There has been a lot of debate recently about food waste at large supermarkets, and it looks like campaigners have made a little headway.
Following widening pressure from the general public, Tesco announced a groundbreaking new scheme today in which they will be donating their unsold but edible food “to those in need”.
The scheme is the result of collaboration between Irish organisation Foodcloud, British food redistribution charity FareShare and Tesco. The announcement comes just after the supermarket giant revealed that they threw away 55,400 tonnes of food last year, around 30,000 tonnes of which was edible.
The Tesco press office said that “FoodCloud is supplying its technology and expertise developed from its scheme in Ireland, while FareShare brings its knowledge of the UK charity redistribution market” and that their aim is to “offer hot meals and other support for people in food poverty.”
We understand that the scheme, which is already in existence in Ireland, is being piloted in ten Tesco stores in England with a view to rolling it out nationwide if proves to be successful.
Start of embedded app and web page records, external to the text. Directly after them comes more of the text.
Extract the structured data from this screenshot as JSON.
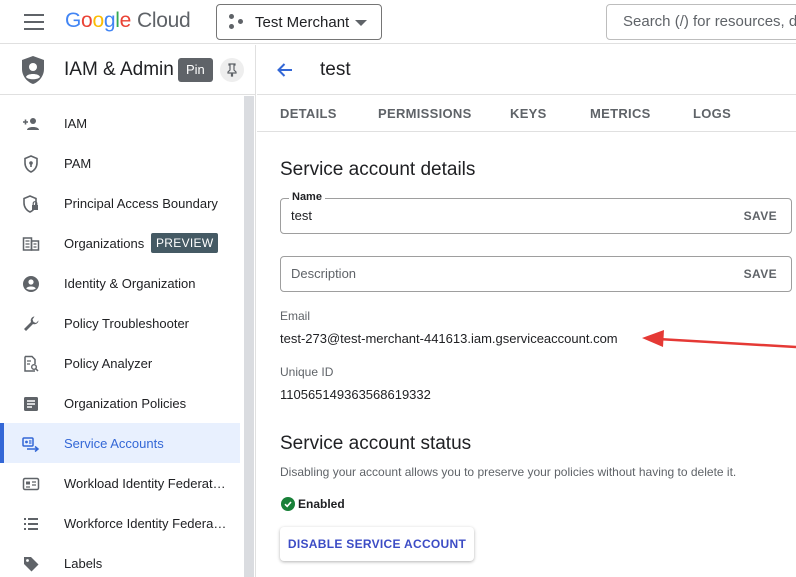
{
  "topbar": {
    "logo_letters": [
      "G",
      "o",
      "o",
      "g",
      "l",
      "e"
    ],
    "logo_product": "Cloud",
    "project_name": "Test Merchant",
    "search_placeholder": "Search (/) for resources, docs"
  },
  "sidebar": {
    "title": "IAM & Admin",
    "pin_label": "Pin",
    "items": [
      {
        "label": "IAM",
        "icon": "person-add-icon"
      },
      {
        "label": "PAM",
        "icon": "shield-key-icon"
      },
      {
        "label": "Principal Access Boundary",
        "icon": "shield-lock-icon"
      },
      {
        "label": "Organizations",
        "icon": "building-icon",
        "badge": "PREVIEW"
      },
      {
        "label": "Identity & Organization",
        "icon": "account-circle-icon"
      },
      {
        "label": "Policy Troubleshooter",
        "icon": "wrench-icon"
      },
      {
        "label": "Policy Analyzer",
        "icon": "document-search-icon"
      },
      {
        "label": "Organization Policies",
        "icon": "list-doc-icon"
      },
      {
        "label": "Service Accounts",
        "icon": "service-account-icon",
        "active": true
      },
      {
        "label": "Workload Identity Federat…",
        "icon": "id-card-icon"
      },
      {
        "label": "Workforce Identity Federa…",
        "icon": "list-icon"
      },
      {
        "label": "Labels",
        "icon": "tag-icon"
      }
    ]
  },
  "main": {
    "page_title": "test",
    "tabs": [
      "DETAILS",
      "PERMISSIONS",
      "KEYS",
      "METRICS",
      "LOGS"
    ],
    "details_title": "Service account details",
    "name_label": "Name",
    "name_value": "test",
    "save_label": "SAVE",
    "description_placeholder": "Description",
    "email_label": "Email",
    "email_value": "test-273@test-merchant-441613.iam.gserviceaccount.com",
    "unique_id_label": "Unique ID",
    "unique_id_value": "110565149363568619332",
    "status_title": "Service account status",
    "status_description": "Disabling your account allows you to preserve your policies without having to delete it.",
    "status_value": "Enabled",
    "disable_button": "DISABLE SERVICE ACCOUNT"
  },
  "colors": {
    "accent": "#3367d6",
    "enabled_green": "#188038",
    "annotation_arrow": "#e53935"
  }
}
Dave Lewis, CEO of Tesco said in a statement: “This is potentially the biggest single step we’ve taken to cut food waste, and we hope it marks the start of eliminating the need to throw away edible food in our stores.”
Lindsay Boswell, FareShare CEO said: “We understand that customers get angry when they see food being wasted in their local store. We do too and that is why we have spent 20 years developing our successful charity redistribution model.
“Our partnership with Tesco means we are already able to access surplus food from their supply chains.”
Although the cynics amongst us may argue that this is for a bit of good press in a difficult time for the company. We say fuck that, this is certainly a step in the right direction – every little helps. Now we’re looking to Waitrose, Sainsbury’s, Marks & Spencer and the rest…